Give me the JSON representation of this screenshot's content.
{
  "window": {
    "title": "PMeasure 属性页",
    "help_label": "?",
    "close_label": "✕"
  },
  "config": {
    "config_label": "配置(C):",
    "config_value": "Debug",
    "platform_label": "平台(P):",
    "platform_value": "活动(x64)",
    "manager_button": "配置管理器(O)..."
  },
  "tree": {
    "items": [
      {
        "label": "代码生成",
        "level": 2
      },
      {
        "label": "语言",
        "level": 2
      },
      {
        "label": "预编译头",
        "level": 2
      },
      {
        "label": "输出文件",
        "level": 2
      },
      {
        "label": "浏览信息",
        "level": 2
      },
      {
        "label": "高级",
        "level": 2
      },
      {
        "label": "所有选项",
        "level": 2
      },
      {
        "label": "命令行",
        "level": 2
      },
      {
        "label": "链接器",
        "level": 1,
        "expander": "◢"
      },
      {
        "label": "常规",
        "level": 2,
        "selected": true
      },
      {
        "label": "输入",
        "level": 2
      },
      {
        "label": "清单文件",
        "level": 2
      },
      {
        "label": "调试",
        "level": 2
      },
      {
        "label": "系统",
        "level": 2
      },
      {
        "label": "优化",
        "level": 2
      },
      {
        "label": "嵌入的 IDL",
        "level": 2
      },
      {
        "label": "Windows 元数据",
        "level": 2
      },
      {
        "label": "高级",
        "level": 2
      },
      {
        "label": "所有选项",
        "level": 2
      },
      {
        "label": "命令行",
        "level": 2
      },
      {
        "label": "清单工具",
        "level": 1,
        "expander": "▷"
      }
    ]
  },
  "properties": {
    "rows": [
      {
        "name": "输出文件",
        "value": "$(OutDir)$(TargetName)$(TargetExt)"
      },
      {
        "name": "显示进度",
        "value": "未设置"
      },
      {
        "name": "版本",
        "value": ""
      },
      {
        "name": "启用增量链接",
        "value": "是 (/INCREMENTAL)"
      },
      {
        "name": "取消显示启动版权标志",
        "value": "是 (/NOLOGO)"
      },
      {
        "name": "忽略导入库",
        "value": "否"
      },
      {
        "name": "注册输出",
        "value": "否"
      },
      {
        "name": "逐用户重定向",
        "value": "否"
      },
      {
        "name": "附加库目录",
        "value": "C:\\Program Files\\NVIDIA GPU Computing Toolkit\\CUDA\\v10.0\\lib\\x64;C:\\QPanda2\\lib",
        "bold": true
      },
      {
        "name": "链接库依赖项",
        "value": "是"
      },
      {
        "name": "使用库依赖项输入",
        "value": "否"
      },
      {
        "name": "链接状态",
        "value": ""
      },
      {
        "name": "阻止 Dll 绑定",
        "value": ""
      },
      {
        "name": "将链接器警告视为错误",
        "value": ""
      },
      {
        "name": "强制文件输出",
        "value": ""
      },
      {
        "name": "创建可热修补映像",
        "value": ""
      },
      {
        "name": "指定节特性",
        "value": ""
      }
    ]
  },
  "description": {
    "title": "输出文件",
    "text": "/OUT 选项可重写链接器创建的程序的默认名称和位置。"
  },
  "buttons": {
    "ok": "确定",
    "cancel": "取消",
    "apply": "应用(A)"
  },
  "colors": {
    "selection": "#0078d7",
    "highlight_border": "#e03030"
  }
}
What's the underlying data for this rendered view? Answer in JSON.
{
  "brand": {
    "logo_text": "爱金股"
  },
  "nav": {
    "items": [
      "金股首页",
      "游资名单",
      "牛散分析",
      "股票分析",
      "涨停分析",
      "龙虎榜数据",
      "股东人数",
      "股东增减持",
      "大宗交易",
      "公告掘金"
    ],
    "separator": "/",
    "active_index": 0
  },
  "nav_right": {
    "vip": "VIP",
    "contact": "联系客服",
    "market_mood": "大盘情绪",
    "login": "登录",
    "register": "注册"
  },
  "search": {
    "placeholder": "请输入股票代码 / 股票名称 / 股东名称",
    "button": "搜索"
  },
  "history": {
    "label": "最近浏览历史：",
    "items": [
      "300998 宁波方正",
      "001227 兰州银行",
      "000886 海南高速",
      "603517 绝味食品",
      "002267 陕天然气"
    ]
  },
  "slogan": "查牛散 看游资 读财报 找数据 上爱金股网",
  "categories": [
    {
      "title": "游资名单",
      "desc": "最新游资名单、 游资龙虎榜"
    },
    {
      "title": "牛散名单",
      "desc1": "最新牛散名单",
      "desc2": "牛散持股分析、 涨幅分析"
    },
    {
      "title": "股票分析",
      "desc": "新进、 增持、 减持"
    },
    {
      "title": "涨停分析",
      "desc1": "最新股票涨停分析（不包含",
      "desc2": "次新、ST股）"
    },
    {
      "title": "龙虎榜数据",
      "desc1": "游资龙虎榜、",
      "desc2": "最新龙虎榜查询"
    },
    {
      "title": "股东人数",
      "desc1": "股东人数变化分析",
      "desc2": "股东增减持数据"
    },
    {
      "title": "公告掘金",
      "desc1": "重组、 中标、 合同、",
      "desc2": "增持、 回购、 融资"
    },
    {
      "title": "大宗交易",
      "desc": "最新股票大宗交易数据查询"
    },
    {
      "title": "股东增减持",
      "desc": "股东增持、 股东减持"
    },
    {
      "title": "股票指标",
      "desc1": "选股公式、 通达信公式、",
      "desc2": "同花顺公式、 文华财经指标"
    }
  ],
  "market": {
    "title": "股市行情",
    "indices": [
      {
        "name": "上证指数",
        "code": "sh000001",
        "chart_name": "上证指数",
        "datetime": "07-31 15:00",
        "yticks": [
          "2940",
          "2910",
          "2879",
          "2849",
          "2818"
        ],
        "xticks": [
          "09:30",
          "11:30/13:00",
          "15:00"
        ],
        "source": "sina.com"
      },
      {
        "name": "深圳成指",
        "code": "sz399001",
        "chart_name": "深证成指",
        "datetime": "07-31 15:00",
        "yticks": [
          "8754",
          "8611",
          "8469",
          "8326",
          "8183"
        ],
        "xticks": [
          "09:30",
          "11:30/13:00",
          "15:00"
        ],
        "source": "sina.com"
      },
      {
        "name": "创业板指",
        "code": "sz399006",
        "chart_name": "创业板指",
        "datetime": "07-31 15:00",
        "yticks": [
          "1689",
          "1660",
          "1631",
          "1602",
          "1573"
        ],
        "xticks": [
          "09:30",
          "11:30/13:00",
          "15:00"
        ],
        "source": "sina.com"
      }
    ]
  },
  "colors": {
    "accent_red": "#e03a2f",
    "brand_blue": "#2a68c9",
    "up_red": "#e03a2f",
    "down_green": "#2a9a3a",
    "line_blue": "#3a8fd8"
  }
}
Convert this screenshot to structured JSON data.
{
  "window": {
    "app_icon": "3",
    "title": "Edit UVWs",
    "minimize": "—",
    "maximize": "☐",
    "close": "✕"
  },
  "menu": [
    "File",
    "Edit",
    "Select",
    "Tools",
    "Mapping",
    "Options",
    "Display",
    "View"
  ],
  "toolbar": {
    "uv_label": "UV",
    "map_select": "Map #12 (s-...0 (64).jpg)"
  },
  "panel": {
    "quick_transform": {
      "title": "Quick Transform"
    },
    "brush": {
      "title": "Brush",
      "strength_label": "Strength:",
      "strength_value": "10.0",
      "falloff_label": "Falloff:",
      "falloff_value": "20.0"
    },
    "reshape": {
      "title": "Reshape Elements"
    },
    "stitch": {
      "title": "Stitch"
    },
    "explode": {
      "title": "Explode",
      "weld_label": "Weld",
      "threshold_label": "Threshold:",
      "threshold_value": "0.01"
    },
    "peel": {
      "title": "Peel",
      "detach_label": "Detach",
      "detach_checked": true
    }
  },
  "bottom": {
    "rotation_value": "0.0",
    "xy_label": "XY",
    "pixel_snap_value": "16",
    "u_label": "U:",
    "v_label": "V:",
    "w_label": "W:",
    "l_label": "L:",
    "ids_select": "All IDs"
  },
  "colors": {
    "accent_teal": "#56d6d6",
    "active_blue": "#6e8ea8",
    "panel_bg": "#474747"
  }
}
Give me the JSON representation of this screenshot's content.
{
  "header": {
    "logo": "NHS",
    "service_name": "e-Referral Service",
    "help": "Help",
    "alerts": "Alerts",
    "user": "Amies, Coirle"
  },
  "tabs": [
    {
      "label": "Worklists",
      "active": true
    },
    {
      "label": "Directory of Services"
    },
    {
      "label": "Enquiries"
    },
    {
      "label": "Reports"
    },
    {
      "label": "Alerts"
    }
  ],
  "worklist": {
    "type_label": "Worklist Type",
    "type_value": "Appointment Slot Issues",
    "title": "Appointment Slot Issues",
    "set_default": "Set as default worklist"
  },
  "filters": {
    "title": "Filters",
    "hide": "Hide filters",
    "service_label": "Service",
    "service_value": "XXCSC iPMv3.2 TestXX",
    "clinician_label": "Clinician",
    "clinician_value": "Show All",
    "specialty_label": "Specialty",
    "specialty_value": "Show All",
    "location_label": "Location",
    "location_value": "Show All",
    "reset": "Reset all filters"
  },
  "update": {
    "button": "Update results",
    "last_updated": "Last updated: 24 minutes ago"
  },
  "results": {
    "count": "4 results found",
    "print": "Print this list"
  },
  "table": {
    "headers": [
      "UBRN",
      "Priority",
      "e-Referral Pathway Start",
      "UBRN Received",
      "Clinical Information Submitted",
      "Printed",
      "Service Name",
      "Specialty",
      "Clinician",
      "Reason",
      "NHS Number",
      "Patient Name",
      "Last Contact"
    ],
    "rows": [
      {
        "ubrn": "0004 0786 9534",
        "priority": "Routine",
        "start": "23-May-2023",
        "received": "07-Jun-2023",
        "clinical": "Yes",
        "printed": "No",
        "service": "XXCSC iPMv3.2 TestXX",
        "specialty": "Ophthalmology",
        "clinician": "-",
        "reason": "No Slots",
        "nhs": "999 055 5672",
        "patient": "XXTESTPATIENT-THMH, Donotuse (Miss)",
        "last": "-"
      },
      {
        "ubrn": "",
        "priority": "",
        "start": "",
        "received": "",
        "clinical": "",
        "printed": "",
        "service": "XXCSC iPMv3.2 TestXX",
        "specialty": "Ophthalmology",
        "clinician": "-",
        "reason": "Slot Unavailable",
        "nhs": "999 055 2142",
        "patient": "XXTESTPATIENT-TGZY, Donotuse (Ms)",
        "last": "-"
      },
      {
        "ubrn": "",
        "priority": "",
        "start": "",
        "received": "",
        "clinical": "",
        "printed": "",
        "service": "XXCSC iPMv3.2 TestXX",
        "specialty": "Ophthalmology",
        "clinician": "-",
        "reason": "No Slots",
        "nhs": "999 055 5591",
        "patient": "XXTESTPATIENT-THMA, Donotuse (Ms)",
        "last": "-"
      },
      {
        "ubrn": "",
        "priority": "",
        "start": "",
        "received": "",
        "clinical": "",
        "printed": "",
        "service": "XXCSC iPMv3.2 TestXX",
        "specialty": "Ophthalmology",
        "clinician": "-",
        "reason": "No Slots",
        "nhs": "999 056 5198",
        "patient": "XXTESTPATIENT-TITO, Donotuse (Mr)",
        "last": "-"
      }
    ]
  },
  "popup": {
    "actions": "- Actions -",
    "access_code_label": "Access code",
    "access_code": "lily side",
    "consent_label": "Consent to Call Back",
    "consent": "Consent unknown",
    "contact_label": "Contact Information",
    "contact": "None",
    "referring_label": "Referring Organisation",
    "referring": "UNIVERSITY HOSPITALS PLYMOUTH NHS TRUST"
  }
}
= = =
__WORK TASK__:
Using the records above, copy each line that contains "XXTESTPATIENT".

__WRITTEN SOLUTION__:
        "patient": "XXTESTPATIENT-THMH, Donotuse (Miss)",
        "patient": "XXTESTPATIENT-TGZY, Donotuse (Ms)",
        "patient": "XXTESTPATIENT-THMA, Donotuse (Ms)",
        "patient": "XXTESTPATIENT-TITO, Donotuse (Mr)",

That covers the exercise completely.